left, and this he is improving by raising the grade above high water.
The owner of this land gave the Ice Harbor to the city, and has sold a
portion of this tract to the Chicago, Burlington & Northern Railroad.
General Booth is perhaps most widely known as far as his enterprises are
concerned, as the inventor of Booth's Improved Dredge Pump, which is used
in filling low lands and swamps, and thus redeeming large tracts of land
hitherto useless. In the Engineering News and American Railway Journal
of March 26, 1892, a very minute and complete description of this pump
and system was given. By means of powerful air and suction pumps built
in co-operation with the engines on the boat, light material from the
depth of fifty feet can be conveyed to the banks. This method has proven
very practical and valuable on rivers like the Upper Mississippi, where
the soft sandy banks are constantly filling the riverbed. When in operation
the suction pipes lie on the bottom, and the material is drawn in and
conveyed to tile surface to be dumped at any reasonable distance. The
movement and direction of the suction pipe are under control of the engineer
by machinery driven by the pump shaft. The dredge can be utilized for
removing islands or sand-bars that hinder navigation, and it is believed
it would be useful in gold hunting, where deposits; of the metal are washed
by the mountain streams into the bed of rivers on a level. It would seem
that the dredge, which has been very successful, would be of great saving
in Government operations, and the right to use it should be owned by the
The paternal grandfather of the General was John Booth, who was a member
of a Quaker family.
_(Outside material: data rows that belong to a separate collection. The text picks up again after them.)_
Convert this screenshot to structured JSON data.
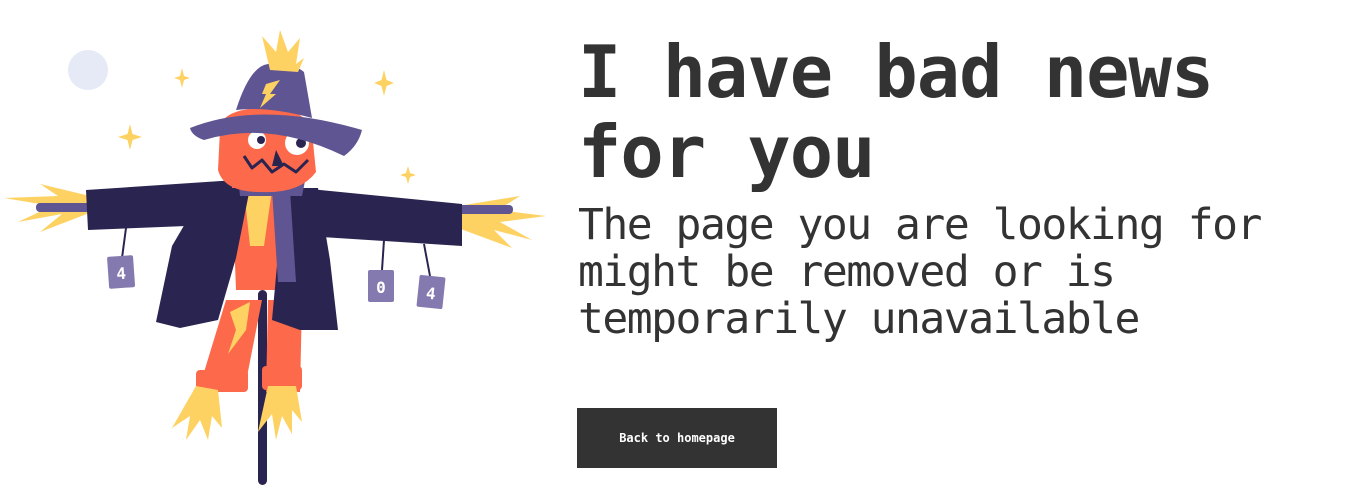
{
  "headline": "I have bad news for you",
  "subtext": "The page you are looking for might be removed or is temporarily unavailable",
  "button": {
    "label": "Back to homepage"
  },
  "illustration": {
    "cans": [
      "4",
      "0",
      "4"
    ]
  },
  "colors": {
    "text": "#333333",
    "button_bg": "#333333",
    "button_text": "#ffffff",
    "hat": "#5f5592",
    "coat": "#2a2450",
    "face": "#fd6a4b",
    "straw": "#fdd263",
    "moon": "#e6e9f6"
  }
}
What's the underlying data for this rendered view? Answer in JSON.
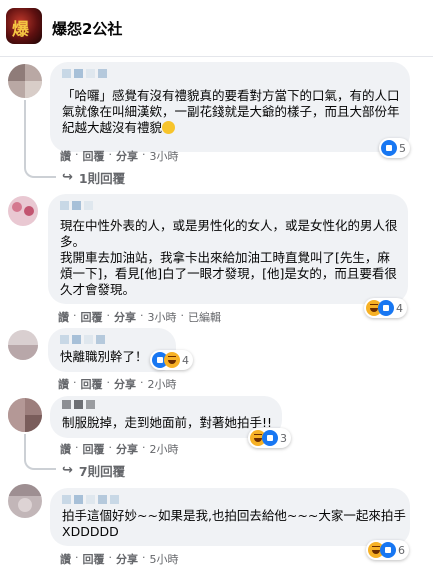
{
  "group": {
    "name": "爆怨2公社",
    "logo_text": "爆怨"
  },
  "actions": {
    "like": "讚",
    "reply": "回覆",
    "share": "分享",
    "dot": "·"
  },
  "colors": {
    "like": "#1877f2",
    "haha": "#f7b125",
    "bubble": "#f0f2f5",
    "meta": "#65676b"
  },
  "comments": [
    {
      "text": "「哈囉」感覺有沒有禮貌真的要看對方當下的口氣，有的人口氣就像在叫細漢欸，一副花錢就是大爺的樣子，而且大部份年紀越大越沒有禮貌",
      "reactions": [
        "like"
      ],
      "reaction_count": "5",
      "time": "3小時",
      "edited": "",
      "replies_label": "1則回覆"
    },
    {
      "text": "現在中性外表的人，或是男性化的女人，或是女性化的男人很多。\n我開車去加油站，我拿卡出來給加油工時直覺叫了[先生，麻煩一下]，看見[他]白了一眼才發現，[他]是女的，而且要看很久才會發現。",
      "reactions": [
        "haha",
        "like"
      ],
      "reaction_count": "4",
      "time": "3小時",
      "edited": "已編輯"
    },
    {
      "text": "快離職別幹了！",
      "reactions": [
        "like",
        "haha"
      ],
      "reaction_count": "4",
      "time": "2小時"
    },
    {
      "text": "制服脫掉，走到她面前，對著她拍手!!",
      "reactions": [
        "haha",
        "like"
      ],
      "reaction_count": "3",
      "time": "2小時",
      "replies_label": "7則回覆"
    },
    {
      "text": "拍手這個好妙~~如果是我,也拍回去給他~~~大家一起來拍手 XDDDDD",
      "reactions": [
        "haha",
        "like"
      ],
      "reaction_count": "6",
      "time": "5小時"
    }
  ]
}
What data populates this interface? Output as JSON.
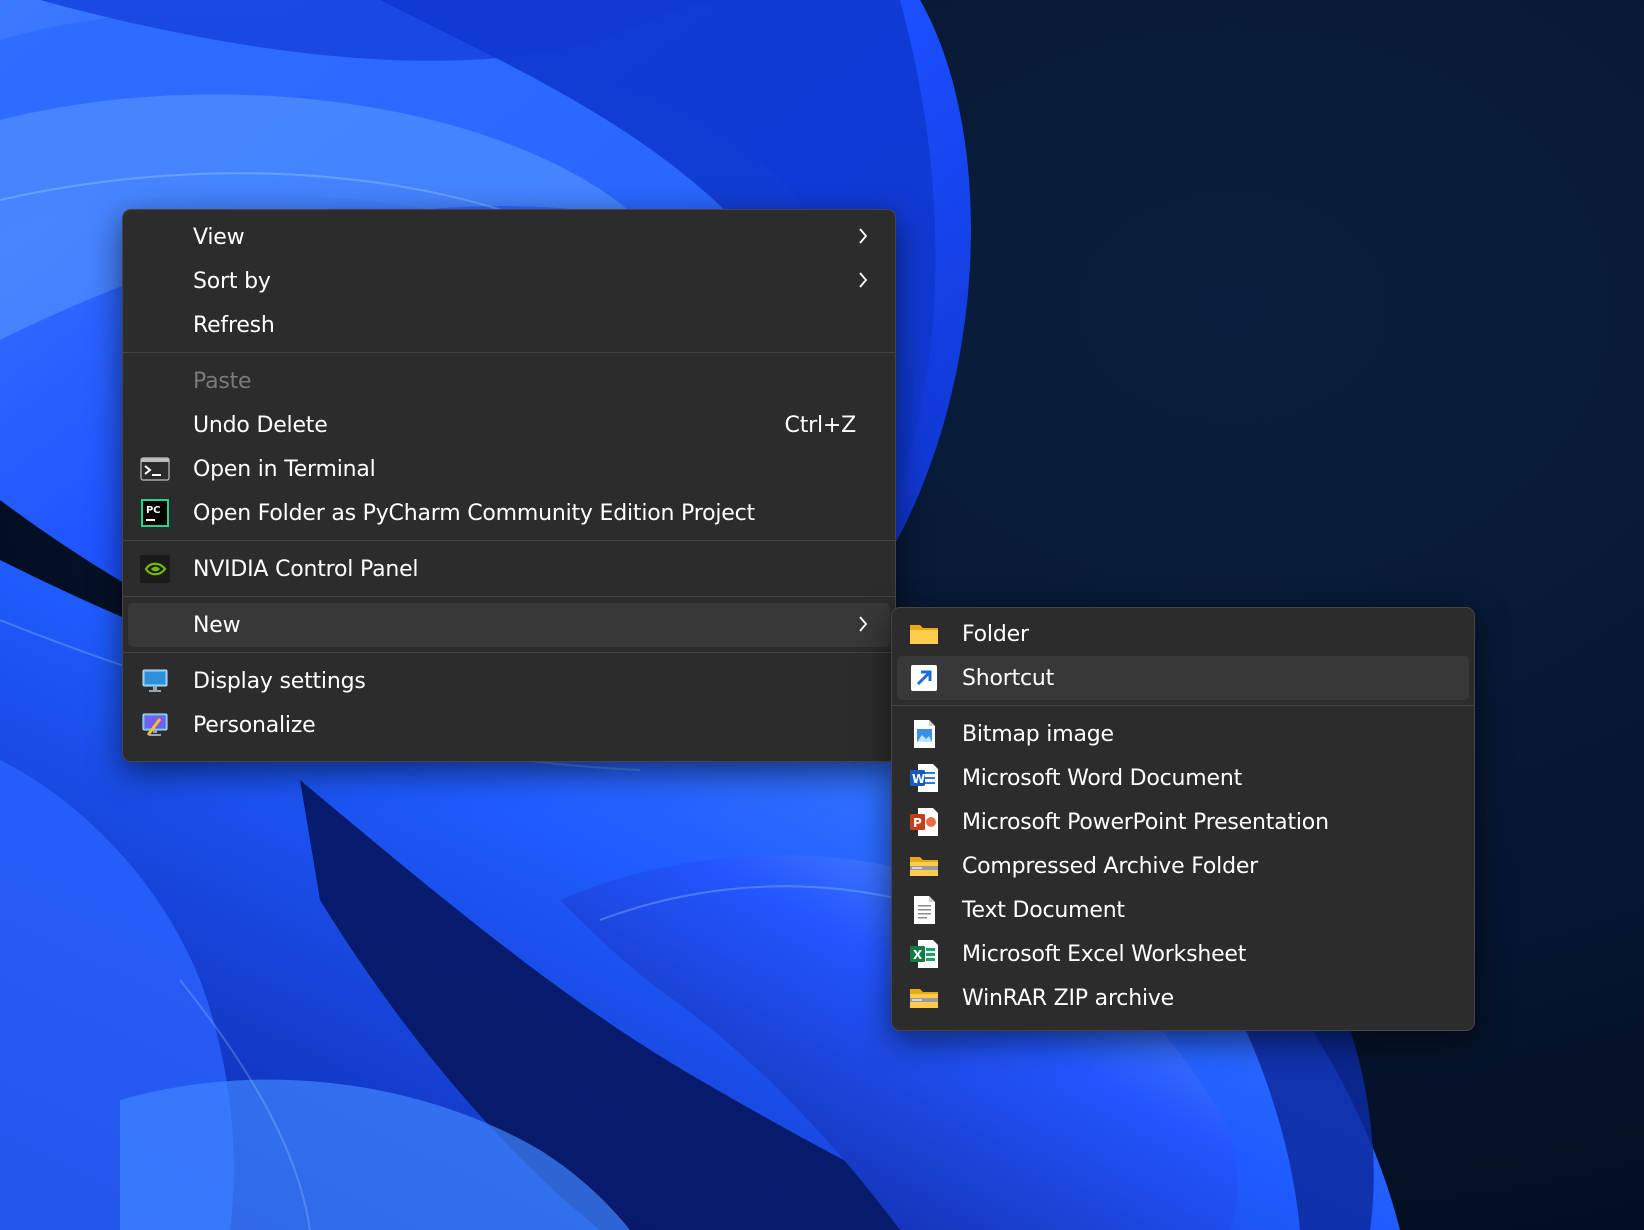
{
  "context_menu": {
    "items": [
      {
        "label": "View"
      },
      {
        "label": "Sort by"
      },
      {
        "label": "Refresh"
      },
      {
        "label": "Paste"
      },
      {
        "label": "Undo Delete",
        "shortcut": "Ctrl+Z"
      },
      {
        "label": "Open in Terminal",
        "icon": "terminal-icon"
      },
      {
        "label": "Open Folder as PyCharm Community Edition Project",
        "icon": "pycharm-icon",
        "icon_text": "PC"
      },
      {
        "label": "NVIDIA Control Panel",
        "icon": "nvidia-icon"
      },
      {
        "label": "New"
      },
      {
        "label": "Display settings",
        "icon": "display-settings-icon"
      },
      {
        "label": "Personalize",
        "icon": "personalize-icon"
      }
    ]
  },
  "new_submenu": {
    "items": [
      {
        "label": "Folder",
        "icon": "folder-icon"
      },
      {
        "label": "Shortcut",
        "icon": "shortcut-icon"
      },
      {
        "label": "Bitmap image",
        "icon": "bitmap-icon"
      },
      {
        "label": "Microsoft Word Document",
        "icon": "word-icon",
        "icon_text": "W"
      },
      {
        "label": "Microsoft PowerPoint Presentation",
        "icon": "powerpoint-icon",
        "icon_text": "P"
      },
      {
        "label": "Compressed Archive Folder",
        "icon": "archive-folder-icon"
      },
      {
        "label": "Text Document",
        "icon": "text-document-icon"
      },
      {
        "label": "Microsoft Excel Worksheet",
        "icon": "excel-icon",
        "icon_text": "X"
      },
      {
        "label": "WinRAR ZIP archive",
        "icon": "winrar-zip-icon"
      }
    ]
  },
  "colors": {
    "menu_background": "#2c2c2c",
    "hover_background": "#383838",
    "text": "#ffffff",
    "disabled_text": "#7a7a7a",
    "wallpaper_blue": "#1a4fff"
  }
}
The father, Joseph, who was born in the Keystone State,
was a successful agriculturist, and was originally of English descent.
His death occurred at the age of forty-two years, and of his seven children,
three sons and four daughters, our subject is the only survivor. The mother
was before her marriage Martha Hoskins, and she too was of English ancestry.
The birth of our subject occurred in Chester, Pa., December 26, 1814.
The town was then a place of only twenty-five hundred inhabitants, but
is now a large manufacturing and shipbuilding center. He obtained a good
education in the excellent schools, and in 1836, believing that he could
better his fortune by going west, he came to Dubuque, and was soon actively
interested in its various industries and the upbuilding of the place.
He was married in May 1838, to Miss Henriette Eyre, and they became the
parents of two children: Anna. Who was graduated from the seminary in
Media, Pa., and is now the wife of O. M. Parsons, Vice-President of the
Goes Lithographing Company of Chicago; and S. Edward, who was educated
at a military school in Tennessee, and was a prominent young business
man in the milling trade. He died in 1877, leaving a wife and two children.
General Booth was for years senior partner in the firm of Booth, Carter
& Co., who were engaged in operating lead mines, and which connection
was dissolved about 1880. Mr. Booth succeeded to the business and is one
of the very few who have been prosperous in this line. In his many and
varied ventures he has shown good business ability, excellent judgment
and enterprise, and his efforts have almost without exception been blessed
with success. In politics he is a strong, supporter of the Republican
Party, and in 1872 was elected to the Legislature and helped to place
Allison again in the Senate. Fraternally our subject is a Mason of the